Many South Florida residents purchase a home that they know will need some work. The condition of the home may even be a major part of the initial real estate sale, with the home labeled "as is" for prospective buyers. Anyone willing to enter into a real estate transaction while fully aware of the issues that need to be addressed will likely move quickly to hire contractors to complete the work.
In most real estate transactions both sides - buyer and seller - probably feel like they are doing a good job of securing a deal that is best for them. Not that either side is trying to "pull one over" on the other - just that both parties are using whatever leverage they have to secure their position in the real estate sale. But, as a recent post here noted, the South Florida real estate market is, and has been for some time, mostly a "seller's market." As a result, prospective buyers in South Florida need to be aware of how to best negotiate a sales contract, and then carry the deal through to the real estate closing.
Of all the wide variety of factors that go into a real estate transaction between a buyer and seller, probably the one "X" factor is the people who own the adjacent properties. After all, a prospective buyer in South Florida may be able to do all the research they want about the home itself, the commercial opportunities in the vicinity and the local schools, but they can't necessarily do a background check on the people who will come to be their neighbors after the real estate transaction is complete.
In the first part of this multi-part series, we began to take a look at some of the first steps a buyer will likely need to consider as part of a "for sale by owner" transaction. These types of real estate transactions can save both buyers and sellers time and money, as long as they take the right steps.
Some of our South Florida readers may have followed a previous multi-part series here that focused on the important steps that sellers should follow if they are entering into a for sale by owner situation with their home. Now it is time to examine the steps that a prospective buyer will want to pay attention to in this type of situation, starting with Part I of this two-part series.
In the first two posts of this multi-part series, we took a look at many different tips that can help home sellers close the deal and complete a real estate sale. In this third and final part, we will examine a few more steps that home sellers can take to successfully close a real estate transaction.
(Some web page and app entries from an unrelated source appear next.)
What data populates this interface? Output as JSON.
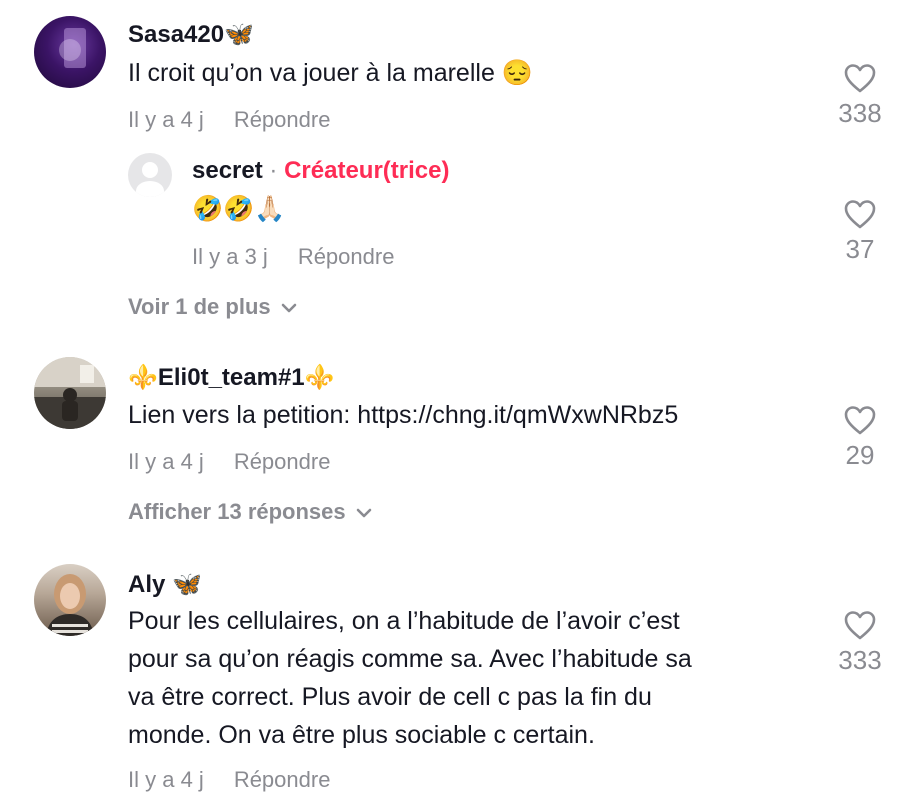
{
  "comments": [
    {
      "username": "Sasa420🦋",
      "text": "Il croit qu’on va jouer à la marelle 😔",
      "time": "Il y a 4 j",
      "reply_label": "Répondre",
      "likes": "338"
    },
    {
      "username": "secret",
      "separator": "·",
      "badge": "Créateur(trice)",
      "text": "🤣🤣🙏🏻",
      "time": "Il y a 3 j",
      "reply_label": "Répondre",
      "likes": "37"
    },
    {
      "username": "⚜️Eli0t_team#1⚜️",
      "text": "Lien vers la petition: https://chng.it/qmWxwNRbz5",
      "time": "Il y a 4 j",
      "reply_label": "Répondre",
      "likes": "29"
    },
    {
      "username": "Aly 🦋",
      "text_lines": [
        "Pour les cellulaires, on a l’habitude de l’avoir c’est",
        "pour sa qu’on réagis comme sa. Avec l’habitude sa",
        "va être correct. Plus avoir de cell c pas la fin du",
        "monde. On va être plus sociable c certain."
      ],
      "time": "Il y a 4 j",
      "reply_label": "Répondre",
      "likes": "333"
    }
  ],
  "more_replies": [
    {
      "label": "Voir 1 de plus"
    },
    {
      "label": "Afficher 13 réponses"
    }
  ],
  "icons": [
    "heart-icon",
    "chevron-down-icon",
    "default-avatar-icon"
  ],
  "colors": {
    "creator_badge": "#fe2c55",
    "muted_text": "#8a8b91",
    "text": "#161823"
  }
}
Most Floridians who decide to sell their home face challenges in that effort. In Part I of this multi-part series, we took a look at some of the best ways to make sure that the seller makes the home as attractive as possible for prospective buyers, who start their search for a new home first and foremost on the Internet. Now, in Part II, we will continue to look at a few more tips that can help a seller close a real estate transaction.
Making the decision to sell your home can be a big financial step. Most people sell their homes when they are ready to upgrade to another home, or perhaps when they need to relocate. But, as most of our South Florida readers probably realize, there is more to the home-selling process than just posting a listing online. In Part I of a multi-part series, we will take a look at some tips sellers might want to consider upon making the decision to sell their home.
In a residential real estate deal, a prospective buyer can get distracted by how exciting it can be to move into a new home. The same excitement can also pop up in a commercial real estate deal, when a Florida business owner has just secured a new location for their business or a new office building for the company's headquarters. There is no doubt about it: taking over ownership of a piece of property in real estate transactions can be a thrill.